Early Introduction to Solids Helps Babies Sleep
Babies who are introduced to solid foods early have less sleeping issues, a new study has found.
Under current guidelines from the American Academy of Pediatricians, parents are advised to solely breastfeed their baby until about six months before starting complimentary feeding.
However, according to this new study babies do better if solid food is given earlier, alongside breastmilk.
During the research, conducted by experts at King’s College London and St George’s University of London, 1,300 babies, all three months old, were split into two groups: those who would follow a standard regimen of only breast-feeding until six-months-old, and those who would incorporate solid foods along with breast-feeding. Parents recorded details of their babies’ sleep patterns, answering a monthly online questionnaire until their child reached 12 months of age, and then every three months from then until their child turned three years old.
The results? It turns out, the latter group averaged around two hours more sleep per week and there was also a decrease in the number of middle-of-the-night wake-ups.
The authors insisted that improving sleep from an early age would help long term health, reducing risk of obesity and diabetes, while the better babies sleep, the better their parents’ quality of life and mental health.
At Little Foodie Club, we introduce babies from as early as four months to solids with our 21 Days To Solids transitioning plan. However, we always encourage responsive feeding, meaning that parents watch the baby rather than the calendar to ensure their little one is ready for solids.

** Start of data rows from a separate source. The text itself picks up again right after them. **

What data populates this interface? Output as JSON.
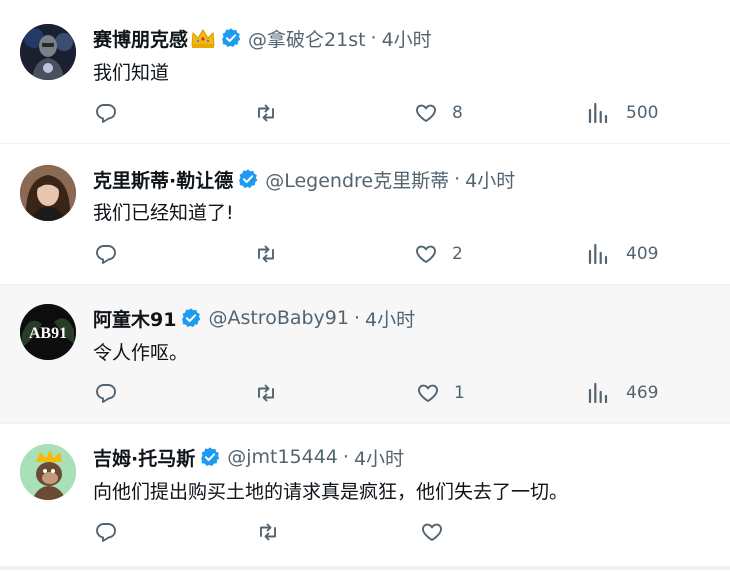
{
  "tweets": [
    {
      "name": "赛博朋克感",
      "emoji": "crown-emoji",
      "verified": true,
      "handle": "@拿破仑21st",
      "sep": "·",
      "time": "4小时",
      "text": "我们知道",
      "replies": "",
      "retweets": "",
      "likes": "8",
      "views": "500",
      "avatar": "cyberpunk-figure-avatar"
    },
    {
      "name": "克里斯蒂·勒让德",
      "verified": true,
      "handle": "@Legendre克里斯蒂",
      "sep": "·",
      "time": "4小时",
      "text": "我们已经知道了!",
      "replies": "",
      "retweets": "",
      "likes": "2",
      "views": "409",
      "avatar": "woman-portrait-avatar"
    },
    {
      "name": "阿童木91",
      "verified": true,
      "handle": "@AstroBaby91",
      "sep": "·",
      "time": "4小时",
      "text": "令人作呕。",
      "replies": "",
      "retweets": "",
      "likes": "1",
      "views": "469",
      "avatar": "ab91-logo-avatar",
      "avatar_text": "AB91"
    },
    {
      "name": "吉姆·托马斯",
      "verified": true,
      "handle": "@jmt15444",
      "sep": "·",
      "time": "4小时",
      "text": "向他们提出购买土地的请求真是疯狂，他们失去了一切。",
      "replies": "",
      "retweets": "",
      "likes": "",
      "views": "",
      "avatar": "ape-nft-avatar"
    }
  ],
  "colors": {
    "verified": "#1d9bf0",
    "muted": "#536471",
    "text": "#0f1419",
    "highlight_bg": "#f7f7f7",
    "border": "#eff3f4"
  },
  "icons": {
    "reply": "reply-icon",
    "retweet": "retweet-icon",
    "like": "heart-icon",
    "views": "views-bar-chart-icon",
    "verified": "verified-badge-icon"
  }
}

A baby should be at least four months old and have his or her doubled birth weight before starting solids. Other key signs of readiness include the ability to sit and hold head up unassisted, the ability to keep solid food in mouth and swallow it and not push it out with the tongue.